• **DATA EXTRACTS**
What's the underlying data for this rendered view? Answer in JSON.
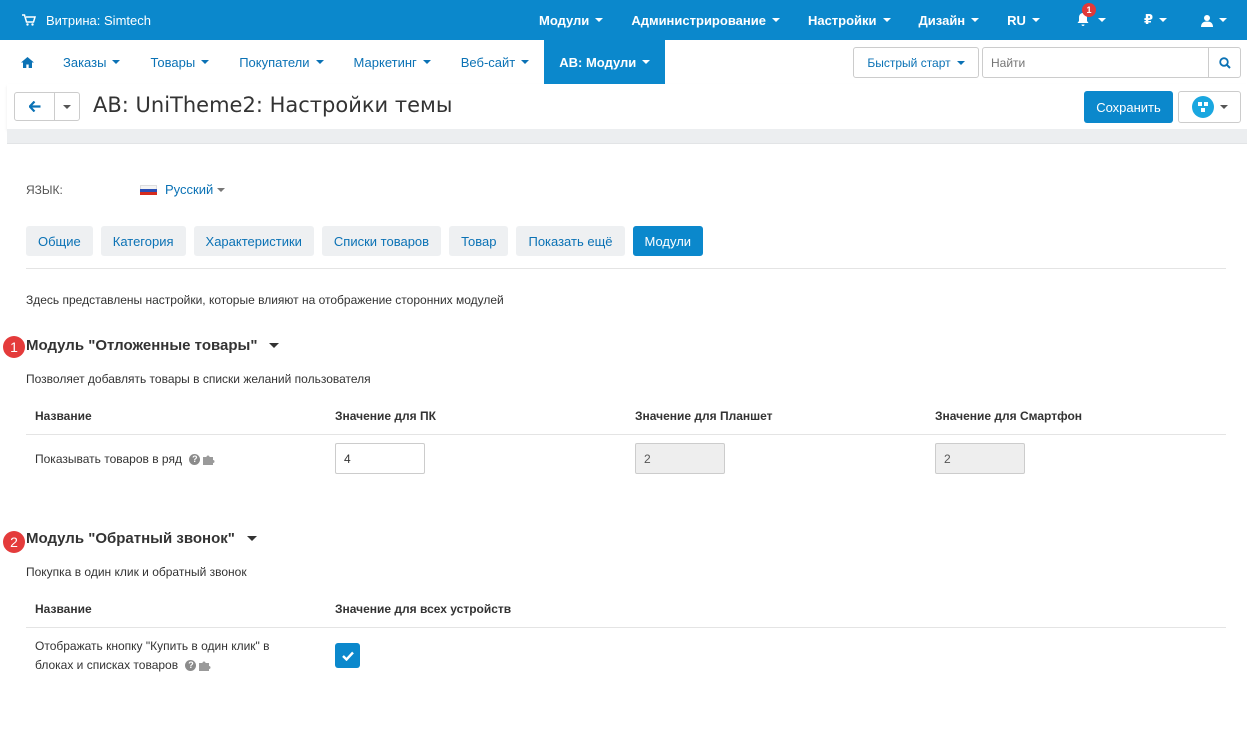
{
  "topbar": {
    "storefront": "Витрина: Simtech",
    "nav": [
      "Модули",
      "Администрирование",
      "Настройки",
      "Дизайн",
      "RU"
    ],
    "notifications_count": "1",
    "currency": "₽"
  },
  "subnav": {
    "items": [
      "Заказы",
      "Товары",
      "Покупатели",
      "Маркетинг",
      "Веб-сайт",
      "AB: Модули"
    ],
    "quick_start": "Быстрый старт",
    "search_placeholder": "Найти"
  },
  "page": {
    "title": "AB: UniTheme2: Настройки темы",
    "save_label": "Сохранить"
  },
  "language": {
    "label": "ЯЗЫК:",
    "selected": "Русский"
  },
  "tabs": [
    "Общие",
    "Категория",
    "Характеристики",
    "Списки товаров",
    "Товар",
    "Показать ещё",
    "Модули"
  ],
  "active_tab": "Модули",
  "intro": "Здесь представлены настройки, которые влияют на отображение сторонних модулей",
  "sections": [
    {
      "marker": "1",
      "title": "Модуль \"Отложенные товары\"",
      "description": "Позволяет добавлять товары в списки желаний пользователя",
      "headers": [
        "Название",
        "Значение для ПК",
        "Значение для Планшет",
        "Значение для Смартфон"
      ],
      "row": {
        "label": "Показывать товаров в ряд",
        "pc": "4",
        "tablet": "2",
        "phone": "2"
      }
    },
    {
      "marker": "2",
      "title": "Модуль \"Обратный звонок\"",
      "description": "Покупка в один клик и обратный звонок",
      "headers": [
        "Название",
        "Значение для всех устройств"
      ],
      "row": {
        "label_line1": "Отображать кнопку \"Купить в один клик\" в",
        "label_line2": "блоках и списках товаров",
        "checked": true
      }
    }
  ],
  "colors": {
    "primary": "#0b88cc",
    "link": "#0b72b5",
    "marker": "#e43b3b"
  }
}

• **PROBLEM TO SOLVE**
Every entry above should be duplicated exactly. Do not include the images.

• **YOUR RESPONSE**
What's the underlying data for this rendered view? Answer in JSON.
{
  "topbar": {
    "storefront": "Витрина: Simtech",
    "nav": [
      "Модули",
      "Администрирование",
      "Настройки",
      "Дизайн",
      "RU"
    ],
    "notifications_count": "1",
    "currency": "₽"
  },
  "subnav": {
    "items": [
      "Заказы",
      "Товары",
      "Покупатели",
      "Маркетинг",
      "Веб-сайт",
      "AB: Модули"
    ],
    "quick_start": "Быстрый старт",
    "search_placeholder": "Найти"
  },
  "page": {
    "title": "AB: UniTheme2: Настройки темы",
    "save_label": "Сохранить"
  },
  "language": {
    "label": "ЯЗЫК:",
    "selected": "Русский"
  },
  "tabs": [
    "Общие",
    "Категория",
    "Характеристики",
    "Списки товаров",
    "Товар",
    "Показать ещё",
    "Модули"
  ],
  "active_tab": "Модули",
  "intro": "Здесь представлены настройки, которые влияют на отображение сторонних модулей",
  "sections": [
    {
      "marker": "1",
      "title": "Модуль \"Отложенные товары\"",
      "description": "Позволяет добавлять товары в списки желаний пользователя",
      "headers": [
        "Название",
        "Значение для ПК",
        "Значение для Планшет",
        "Значение для Смартфон"
      ],
      "row": {
        "label": "Показывать товаров в ряд",
        "pc": "4",
        "tablet": "2",
        "phone": "2"
      }
    },
    {
      "marker": "2",
      "title": "Модуль \"Обратный звонок\"",
      "description": "Покупка в один клик и обратный звонок",
      "headers": [
        "Название",
        "Значение для всех устройств"
      ],
      "row": {
        "label_line1": "Отображать кнопку \"Купить в один клик\" в",
        "label_line2": "блоках и списках товаров",
        "checked": true
      }
    }
  ],
  "colors": {
    "primary": "#0b88cc",
    "link": "#0b72b5",
    "marker": "#e43b3b"
  }
}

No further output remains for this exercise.